Alfa Romeo Forums banner

1 - 4 of 4 Posts

·
Registered
Joined
·
42 Posts
Discussion Starter #1
I would appreciate some help.
I am in the process of installing a new clutch in my 67 Duetto. This vehicle has a mechanical linkage clutch and a floor mounted peddle box.
I have the Centerline General service manual and it is helpful but does not cover things in enough detail for me.

Which service manual should I buy that will help me work on this particular car?

I have viewed most of the previous threads on tranny removal and I am confused. Is it logical for me to think that I can change the clutch without pulling the engine on this car?
I presently have the car resting up on stands. The driveshaft and the crossmembers are disconnected. The rear tranny mount is removed. However now the rear clutch actuation lever hangs beneath the tranny and must be removed. It appears to be retained to the cross shaft with a pinch bolt - so I removed the nut from the end of the pinch bolt but the bolt or pin will not budge. Do I just need to force that pin out?
Or do I have to remove the complete lower peddle box to get that lever out of my way?
I realize that if the peddle box has to come out then the whole exhaust must come out?
I can see ( sort of ) that the starter will be my next challenge.
Am I going about this whole job wrong?
It is a good thing that I am retrired and that I have all winter to get this done.
Any advice will be appreciated.
Thanks
 

·
Registered
Joined
·
657 Posts
You've got the same problem I have had in the past putting a clutch in. No worries, just some more time and aggrevation.
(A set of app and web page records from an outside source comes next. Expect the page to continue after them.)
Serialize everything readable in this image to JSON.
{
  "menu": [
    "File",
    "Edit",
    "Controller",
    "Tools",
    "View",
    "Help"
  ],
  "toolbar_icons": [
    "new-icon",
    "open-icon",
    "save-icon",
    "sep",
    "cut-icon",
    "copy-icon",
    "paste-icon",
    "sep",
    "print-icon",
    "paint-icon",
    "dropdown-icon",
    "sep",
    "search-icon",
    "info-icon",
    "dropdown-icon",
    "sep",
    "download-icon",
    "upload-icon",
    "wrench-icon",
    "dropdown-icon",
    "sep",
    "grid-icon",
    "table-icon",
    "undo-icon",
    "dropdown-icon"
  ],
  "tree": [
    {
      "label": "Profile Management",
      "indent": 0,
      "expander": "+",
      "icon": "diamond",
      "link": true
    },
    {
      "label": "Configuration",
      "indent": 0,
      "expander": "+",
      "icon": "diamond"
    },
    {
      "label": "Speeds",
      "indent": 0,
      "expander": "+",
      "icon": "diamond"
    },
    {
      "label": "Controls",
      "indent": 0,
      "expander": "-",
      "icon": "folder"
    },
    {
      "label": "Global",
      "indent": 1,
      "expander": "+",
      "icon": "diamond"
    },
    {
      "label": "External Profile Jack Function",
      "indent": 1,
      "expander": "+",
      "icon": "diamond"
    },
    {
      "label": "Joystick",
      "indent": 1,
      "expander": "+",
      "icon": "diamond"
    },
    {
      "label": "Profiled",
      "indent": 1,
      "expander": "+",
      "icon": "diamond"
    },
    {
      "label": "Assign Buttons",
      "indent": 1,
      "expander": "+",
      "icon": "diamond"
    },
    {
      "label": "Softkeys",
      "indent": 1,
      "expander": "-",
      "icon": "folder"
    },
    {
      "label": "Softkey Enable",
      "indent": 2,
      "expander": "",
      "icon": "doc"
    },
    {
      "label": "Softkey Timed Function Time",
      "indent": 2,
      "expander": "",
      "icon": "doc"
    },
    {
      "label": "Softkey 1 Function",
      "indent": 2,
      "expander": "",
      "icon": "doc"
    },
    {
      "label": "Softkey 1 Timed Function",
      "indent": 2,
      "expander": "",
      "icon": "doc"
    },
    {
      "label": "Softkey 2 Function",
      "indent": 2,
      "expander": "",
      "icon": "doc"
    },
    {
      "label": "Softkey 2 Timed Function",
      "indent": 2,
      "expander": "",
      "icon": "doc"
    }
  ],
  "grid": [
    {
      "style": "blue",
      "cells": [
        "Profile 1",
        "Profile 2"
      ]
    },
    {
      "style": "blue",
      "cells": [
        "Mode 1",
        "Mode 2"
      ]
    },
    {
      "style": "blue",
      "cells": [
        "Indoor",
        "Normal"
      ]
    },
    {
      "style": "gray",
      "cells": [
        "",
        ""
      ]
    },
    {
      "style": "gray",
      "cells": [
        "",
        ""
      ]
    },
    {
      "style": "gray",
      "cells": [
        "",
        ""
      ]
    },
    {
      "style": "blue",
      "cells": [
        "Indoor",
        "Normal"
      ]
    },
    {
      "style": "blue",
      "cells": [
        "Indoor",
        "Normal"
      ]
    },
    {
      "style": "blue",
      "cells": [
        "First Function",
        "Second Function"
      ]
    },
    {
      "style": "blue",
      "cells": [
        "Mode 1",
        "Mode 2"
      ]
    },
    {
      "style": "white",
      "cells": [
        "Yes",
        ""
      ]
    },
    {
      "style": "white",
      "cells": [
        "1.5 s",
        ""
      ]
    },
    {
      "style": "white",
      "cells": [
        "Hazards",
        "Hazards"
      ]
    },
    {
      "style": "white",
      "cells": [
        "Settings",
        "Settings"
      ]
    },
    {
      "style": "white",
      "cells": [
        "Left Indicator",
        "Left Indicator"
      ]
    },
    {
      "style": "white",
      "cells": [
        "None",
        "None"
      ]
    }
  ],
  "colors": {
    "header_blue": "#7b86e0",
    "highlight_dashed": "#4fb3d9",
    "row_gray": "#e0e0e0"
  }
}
First, you can take the gearbox and bellhousing off of the back of the motor with the engine in the bay, but you'll likely need to take the exhaust off at the headers first (I did without checking to see if I could do it with the exhaust on, so I may be wrong about that). Once everything is disconnected, the motor and gearbox will want to sag down at the rear. If you have loosened all the bolts attaching the bellhousing to the engine (including that dadgum special starter bolt), it will pull loose if you pull straight back on the box. Make sure you are not going to punch a hole in your radiator when the motor rocks back, and consider a block of wood between the head and the firewall to save you throttle linkage. Also, be careful when you wrestle the box loose from the motor, as you'll be surprised how heavy 50 pounds feels when it comes loose. Also, you will likely booger your pilot bushing, so you'll want to think about a new one. After doing it both ways, I will always remove the motor and gearbox first, and do the repairs on my stand. Either way works, but the motor-out method was easier in the long run for me.

As to the lever, if you search Pinch Bolt, you'll probably find my thread asking the same question. Answer: It should come out if you tap it with a drift (be careful not to booger the threads on the nut side), but mine did not. I was afraid I would damage my pedal box if I hit it any more. I eventually just took the pedal box down (thus, having to disconnect the brake master) so I could get the box off. I also took the opportunity to "press" the tapered bolt out with a two-jaw puller so I could put the brakes back together and still get the box back in. It's a pain, but I just could not get my bolt to come out.

Also, consider the popular rear main seal and flywheel reconditioning debates while you're in there. Some replace the seal and get the flywheel resurfaced, and some don't. Sounds like either way is OK if it is OK with you.

As to manuals, the reprint of the factory service manual worked pretty well for me. Also, the parts diagrams in the reprint parts manual really help a lot. Like instructions to a puzzle.

Best of luck.
 

·
Registered
Joined
·
42 Posts
Discussion Starter #3
Thanks OCaF,
18 short years ago I installed a whole new exhaust system on this car. Fortunately, I used stainless steal fasteners in the whole system so taking it off was easy. Upon careful inspectionThe peddle box needed some attention because one of the shafts was bent - so taking it all apart was a good idea. The brake lines to the master cylinder were rusted and twisted off during removal so they need to be updated as well. Now as long as the brake fluid is half drained out I will rebuild the wheel cylinders as well. I did that 18 short years ago as well.
I will eventually get to dropping that tranny.
Thanks for the advice and encouragement - I now have enough work to last easily till Xmas.
 

·
Registered
Joined
·
657 Posts
Excellent. I had exactly the same experience (with the brake lines, etc.). Funny how these projects start to develop a life of their own. That's what makes these older Alfas so much fun, especially when you have plenty of time and no deadlines to meet.

Enjoy!
 
1 - 4 of 4 Posts
Top